The data ▸
- - -
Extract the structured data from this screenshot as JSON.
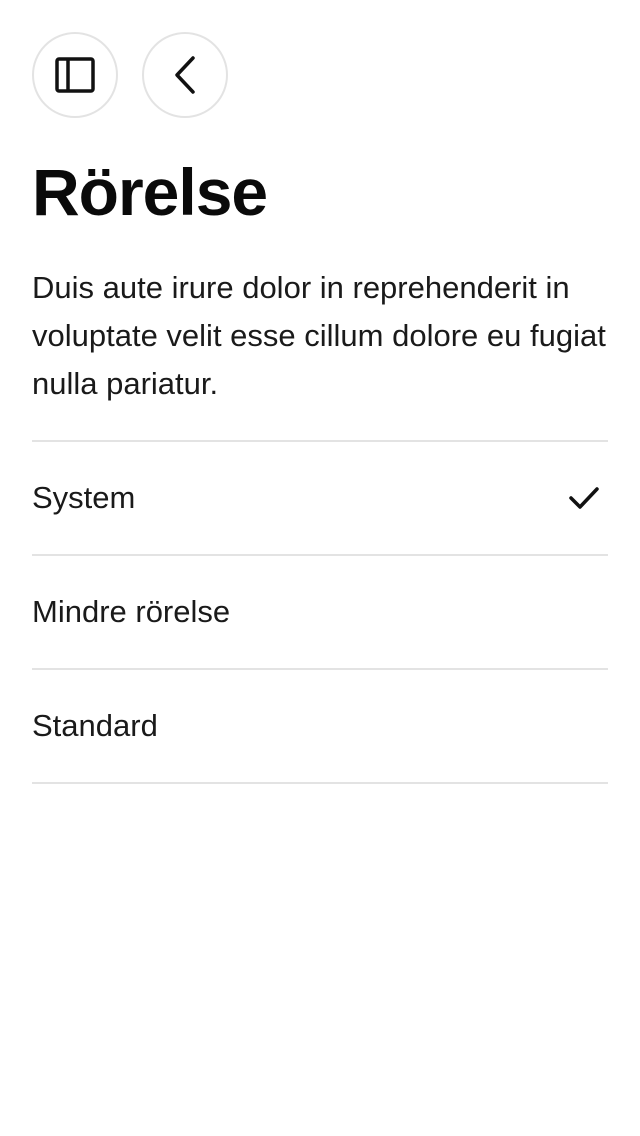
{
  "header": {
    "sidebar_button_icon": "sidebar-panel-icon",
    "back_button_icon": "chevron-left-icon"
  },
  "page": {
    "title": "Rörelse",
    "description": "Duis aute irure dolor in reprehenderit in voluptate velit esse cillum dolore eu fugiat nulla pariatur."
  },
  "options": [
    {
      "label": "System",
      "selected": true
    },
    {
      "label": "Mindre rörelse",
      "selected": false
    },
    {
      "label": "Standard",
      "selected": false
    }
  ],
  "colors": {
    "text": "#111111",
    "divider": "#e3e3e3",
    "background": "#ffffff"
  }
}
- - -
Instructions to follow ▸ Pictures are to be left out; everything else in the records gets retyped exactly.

Solution to the problem ▸
Extract the structured data from this screenshot as JSON.
{
  "header": {
    "sidebar_button_icon": "sidebar-panel-icon",
    "back_button_icon": "chevron-left-icon"
  },
  "page": {
    "title": "Rörelse",
    "description": "Duis aute irure dolor in reprehenderit in voluptate velit esse cillum dolore eu fugiat nulla pariatur."
  },
  "options": [
    {
      "label": "System",
      "selected": true
    },
    {
      "label": "Mindre rörelse",
      "selected": false
    },
    {
      "label": "Standard",
      "selected": false
    }
  ],
  "colors": {
    "text": "#111111",
    "divider": "#e3e3e3",
    "background": "#ffffff"
  }
}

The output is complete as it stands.